### [Problem to work on]
For each entry, output its words exactly and leave any picture behind.

Entries from a dataset of interfaces:
• • • •
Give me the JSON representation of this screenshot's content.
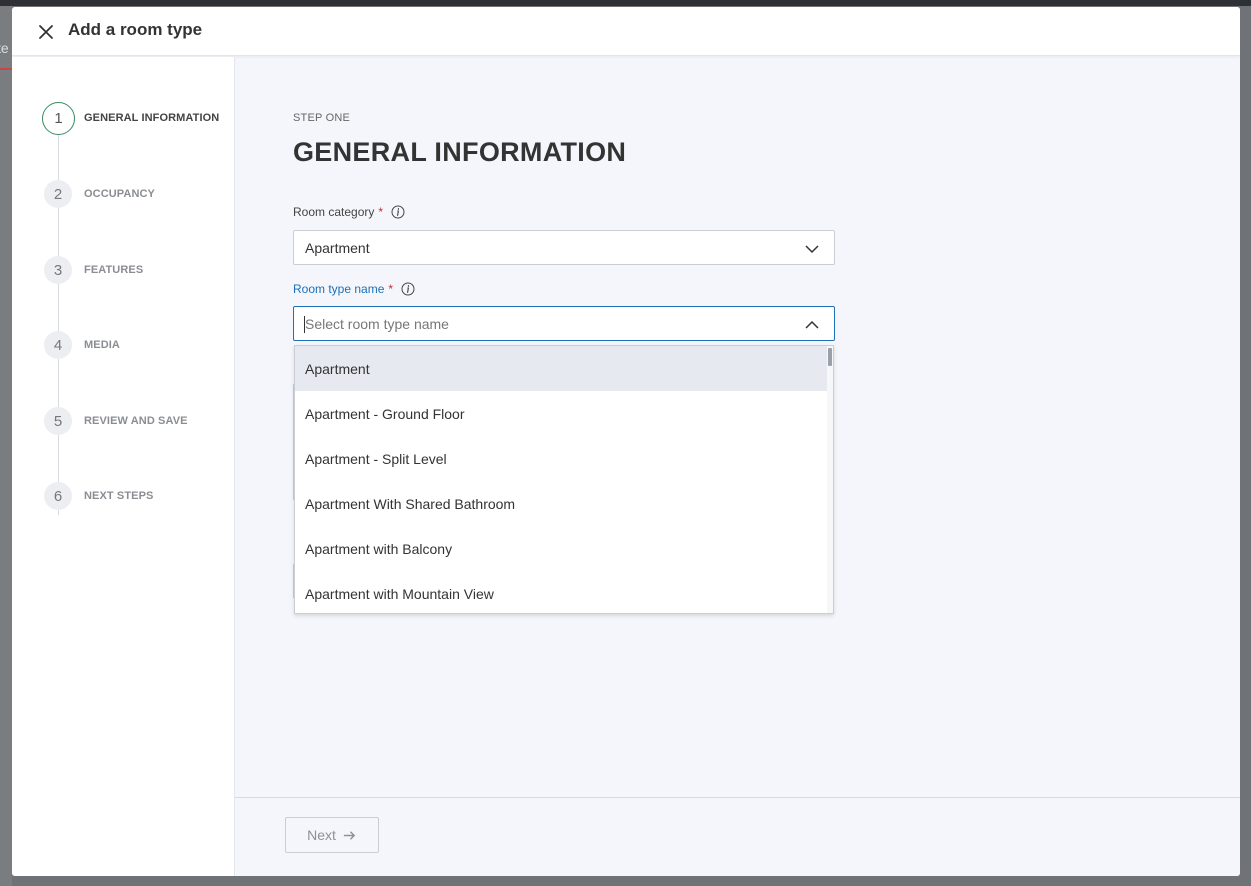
{
  "backdrop": {
    "fragment": "te"
  },
  "header": {
    "title": "Add a room type",
    "close_icon": "close-icon"
  },
  "steps": [
    {
      "number": "1",
      "label": "GENERAL INFORMATION",
      "active": true
    },
    {
      "number": "2",
      "label": "OCCUPANCY",
      "active": false
    },
    {
      "number": "3",
      "label": "FEATURES",
      "active": false
    },
    {
      "number": "4",
      "label": "MEDIA",
      "active": false
    },
    {
      "number": "5",
      "label": "REVIEW AND SAVE",
      "active": false
    },
    {
      "number": "6",
      "label": "NEXT STEPS",
      "active": false
    }
  ],
  "main": {
    "kicker": "STEP ONE",
    "title": "GENERAL INFORMATION",
    "room_category": {
      "label": "Room category",
      "required": "*",
      "value": "Apartment"
    },
    "room_type_name": {
      "label": "Room type name",
      "required": "*",
      "value": "",
      "placeholder": "Select room type name"
    },
    "dropdown_options": [
      "Apartment",
      "Apartment - Ground Floor",
      "Apartment - Split Level",
      "Apartment With Shared Bathroom",
      "Apartment with Balcony",
      "Apartment with Mountain View"
    ],
    "highlighted_option": "Apartment"
  },
  "footer": {
    "next_label": "Next"
  },
  "colors": {
    "accent": "#1e6fb8",
    "required": "#c5283d",
    "active_step_border": "#3a8a64"
  }
}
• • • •
### [The completed task]
Give me the JSON representation of this screenshot's content.
{
  "backdrop": {
    "fragment": "te"
  },
  "header": {
    "title": "Add a room type",
    "close_icon": "close-icon"
  },
  "steps": [
    {
      "number": "1",
      "label": "GENERAL INFORMATION",
      "active": true
    },
    {
      "number": "2",
      "label": "OCCUPANCY",
      "active": false
    },
    {
      "number": "3",
      "label": "FEATURES",
      "active": false
    },
    {
      "number": "4",
      "label": "MEDIA",
      "active": false
    },
    {
      "number": "5",
      "label": "REVIEW AND SAVE",
      "active": false
    },
    {
      "number": "6",
      "label": "NEXT STEPS",
      "active": false
    }
  ],
  "main": {
    "kicker": "STEP ONE",
    "title": "GENERAL INFORMATION",
    "room_category": {
      "label": "Room category",
      "required": "*",
      "value": "Apartment"
    },
    "room_type_name": {
      "label": "Room type name",
      "required": "*",
      "value": "",
      "placeholder": "Select room type name"
    },
    "dropdown_options": [
      "Apartment",
      "Apartment - Ground Floor",
      "Apartment - Split Level",
      "Apartment With Shared Bathroom",
      "Apartment with Balcony",
      "Apartment with Mountain View"
    ],
    "highlighted_option": "Apartment"
  },
  "footer": {
    "next_label": "Next"
  },
  "colors": {
    "accent": "#1e6fb8",
    "required": "#c5283d",
    "active_step_border": "#3a8a64"
  }
}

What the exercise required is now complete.